The Immigration issues are coming to a head. Various politicians are taking sides, PRO vs ANTI, pandering to either side of the political debate. Some States are instituting restrictionist laws. The supporting politicians are backing these unenforceable laws purely for political gain.
Case in Point: Matt Blunt, the unpopular and defamed boy Governor of Missouri. Severely unpopular, he desperately signed a bill promoting sanctions against “community leaders” while providing employers relief, pandering to the ANTI racist extremists. His political opponents (Talboy) publicly chastising him for the error of his ways. (and rightly so) Meanwhile, the Presidential candidates are staying amazingly neutral. Then, in Oklahoma, home of Randy Terrill´s HB:1804, Workers and Businesses are leaving in droves. Litigation is blocking any future immigration restrictions. This is due to the Latino groups being energized into action. No More Racial Profiling! No more demonizing of ALL Latinos!
As AOLNews reports:
OKLAHOMA CITY (AP) - Vowing to become more politically active, Latino groups Monday praised a federal judge's decision to block enforcement of parts of a state law that targets illegal immigrants and promised to support state lawmakers who have opposed the measure. A coalition of Hispanic organizations said momentum against the law, House Bill 1804, is building seven months after parts of it went into effect. On Wednesday, U.S. District Judge Robin J. Cauthron issued a preliminary injunction prohibiting enforcement of other provisions scheduled to go into effect on July 1."Countless thousands of families have been separated, torn apart," said the Rev. Victor Orta of the Coalition of Latin American Ministers.

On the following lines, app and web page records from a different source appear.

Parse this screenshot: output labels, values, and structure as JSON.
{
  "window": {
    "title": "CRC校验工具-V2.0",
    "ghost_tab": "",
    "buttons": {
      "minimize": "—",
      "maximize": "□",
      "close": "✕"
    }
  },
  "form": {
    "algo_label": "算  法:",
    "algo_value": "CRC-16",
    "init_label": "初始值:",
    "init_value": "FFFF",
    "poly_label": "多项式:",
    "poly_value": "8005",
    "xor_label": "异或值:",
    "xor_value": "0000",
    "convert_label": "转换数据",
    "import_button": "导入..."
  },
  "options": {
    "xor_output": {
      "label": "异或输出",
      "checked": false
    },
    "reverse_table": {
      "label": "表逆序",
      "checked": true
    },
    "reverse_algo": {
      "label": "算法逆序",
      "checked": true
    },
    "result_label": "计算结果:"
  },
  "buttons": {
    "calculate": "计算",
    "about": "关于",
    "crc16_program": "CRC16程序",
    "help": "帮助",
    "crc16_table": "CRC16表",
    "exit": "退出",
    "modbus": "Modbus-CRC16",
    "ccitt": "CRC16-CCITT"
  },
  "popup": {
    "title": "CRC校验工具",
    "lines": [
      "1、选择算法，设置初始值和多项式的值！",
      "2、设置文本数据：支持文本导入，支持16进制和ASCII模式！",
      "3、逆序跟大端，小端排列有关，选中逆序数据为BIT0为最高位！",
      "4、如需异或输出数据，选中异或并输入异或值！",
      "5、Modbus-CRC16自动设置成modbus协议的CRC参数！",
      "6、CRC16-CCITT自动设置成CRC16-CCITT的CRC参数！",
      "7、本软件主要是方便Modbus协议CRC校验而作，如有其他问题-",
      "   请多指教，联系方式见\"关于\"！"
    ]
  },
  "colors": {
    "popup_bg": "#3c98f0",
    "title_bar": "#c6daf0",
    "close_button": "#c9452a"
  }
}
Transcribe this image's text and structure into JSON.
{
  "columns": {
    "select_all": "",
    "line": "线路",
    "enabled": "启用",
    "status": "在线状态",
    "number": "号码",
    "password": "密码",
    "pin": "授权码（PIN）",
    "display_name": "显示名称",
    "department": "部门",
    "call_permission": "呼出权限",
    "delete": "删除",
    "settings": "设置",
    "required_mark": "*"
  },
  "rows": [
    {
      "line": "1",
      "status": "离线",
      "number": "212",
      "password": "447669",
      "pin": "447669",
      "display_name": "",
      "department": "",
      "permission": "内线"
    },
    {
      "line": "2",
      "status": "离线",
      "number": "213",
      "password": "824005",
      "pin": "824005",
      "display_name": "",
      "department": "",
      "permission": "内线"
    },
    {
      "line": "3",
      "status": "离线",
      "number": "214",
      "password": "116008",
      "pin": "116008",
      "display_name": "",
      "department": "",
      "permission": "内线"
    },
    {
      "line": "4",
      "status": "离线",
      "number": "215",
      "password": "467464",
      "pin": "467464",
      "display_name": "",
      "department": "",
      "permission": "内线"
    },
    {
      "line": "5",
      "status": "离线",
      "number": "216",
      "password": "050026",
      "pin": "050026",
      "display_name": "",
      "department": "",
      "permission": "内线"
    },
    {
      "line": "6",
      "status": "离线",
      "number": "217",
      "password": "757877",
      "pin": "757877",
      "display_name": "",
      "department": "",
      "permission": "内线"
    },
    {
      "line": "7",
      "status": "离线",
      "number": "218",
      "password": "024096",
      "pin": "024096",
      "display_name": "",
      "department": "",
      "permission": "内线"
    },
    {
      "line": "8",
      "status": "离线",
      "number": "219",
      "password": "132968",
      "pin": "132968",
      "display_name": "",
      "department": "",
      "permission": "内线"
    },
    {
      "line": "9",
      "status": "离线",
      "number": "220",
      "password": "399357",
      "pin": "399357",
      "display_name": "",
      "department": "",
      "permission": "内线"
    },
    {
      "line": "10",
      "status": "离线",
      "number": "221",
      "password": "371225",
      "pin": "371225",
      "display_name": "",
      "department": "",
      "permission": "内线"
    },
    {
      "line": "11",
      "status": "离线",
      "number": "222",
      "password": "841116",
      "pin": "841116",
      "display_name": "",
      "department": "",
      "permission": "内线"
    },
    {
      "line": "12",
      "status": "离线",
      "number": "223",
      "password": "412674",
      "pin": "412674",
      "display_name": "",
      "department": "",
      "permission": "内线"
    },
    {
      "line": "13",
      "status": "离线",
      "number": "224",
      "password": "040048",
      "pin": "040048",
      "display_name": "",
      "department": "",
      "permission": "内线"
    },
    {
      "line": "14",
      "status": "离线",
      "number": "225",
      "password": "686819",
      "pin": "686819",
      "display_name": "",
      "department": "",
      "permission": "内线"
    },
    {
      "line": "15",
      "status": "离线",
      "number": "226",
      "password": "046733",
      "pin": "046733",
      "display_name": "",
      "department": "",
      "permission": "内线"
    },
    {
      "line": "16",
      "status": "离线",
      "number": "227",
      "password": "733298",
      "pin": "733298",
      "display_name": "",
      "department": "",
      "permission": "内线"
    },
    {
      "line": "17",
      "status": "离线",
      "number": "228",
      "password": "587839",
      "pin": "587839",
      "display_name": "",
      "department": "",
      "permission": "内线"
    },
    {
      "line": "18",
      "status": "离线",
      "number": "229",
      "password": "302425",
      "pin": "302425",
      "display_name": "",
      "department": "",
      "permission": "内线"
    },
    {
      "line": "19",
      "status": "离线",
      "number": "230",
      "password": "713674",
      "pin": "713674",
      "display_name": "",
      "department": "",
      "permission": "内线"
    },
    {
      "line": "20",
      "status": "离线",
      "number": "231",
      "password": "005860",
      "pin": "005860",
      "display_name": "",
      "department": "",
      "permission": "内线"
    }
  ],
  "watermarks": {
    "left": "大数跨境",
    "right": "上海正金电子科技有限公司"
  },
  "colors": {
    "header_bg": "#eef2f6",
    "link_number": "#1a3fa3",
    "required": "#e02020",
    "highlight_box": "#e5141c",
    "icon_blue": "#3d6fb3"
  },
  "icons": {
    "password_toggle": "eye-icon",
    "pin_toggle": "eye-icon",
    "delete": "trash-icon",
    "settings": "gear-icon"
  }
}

He said the anti-immigrant law and its harsh penalties sends a message that immigrants are not wanted in the state.
"This must stop. Enough is enough," Orta said.
Rep. Randy Terrill, R-Moore, author of HB1804, has said he was disappointed but not surprised by Cauthron's ruling, which he labels "a blatant act of judicial activism" and predicted an appeal if the ruling is made permanent.
Franco Cevallos of the Hispanic Action Coalition said the law's effect on Oklahoma's economy "has been catastrophic.""Hundreds of stores have closed their doors permanently. Houses have been abandoned," Cevallos said. He said Latino workers are skilled and hardworking and "are the energy behind the motor that sustains the economy.""Their presence in the state has proven to be good for the economy," Cevallos said.Coalition members said Latino organizations are conducting citizenship and English courses for Hispanic immigrants and have registered as many as 17,000 Hispanic citizens to vote.
"There will be more Hispanics going to the polls in November than ever in the history of Oklahoma," Orta said. "And thousands of us can influence non-Hispanics to vote."We will see a difference. There will be a change in Oklahoma (and the US)," Orta said.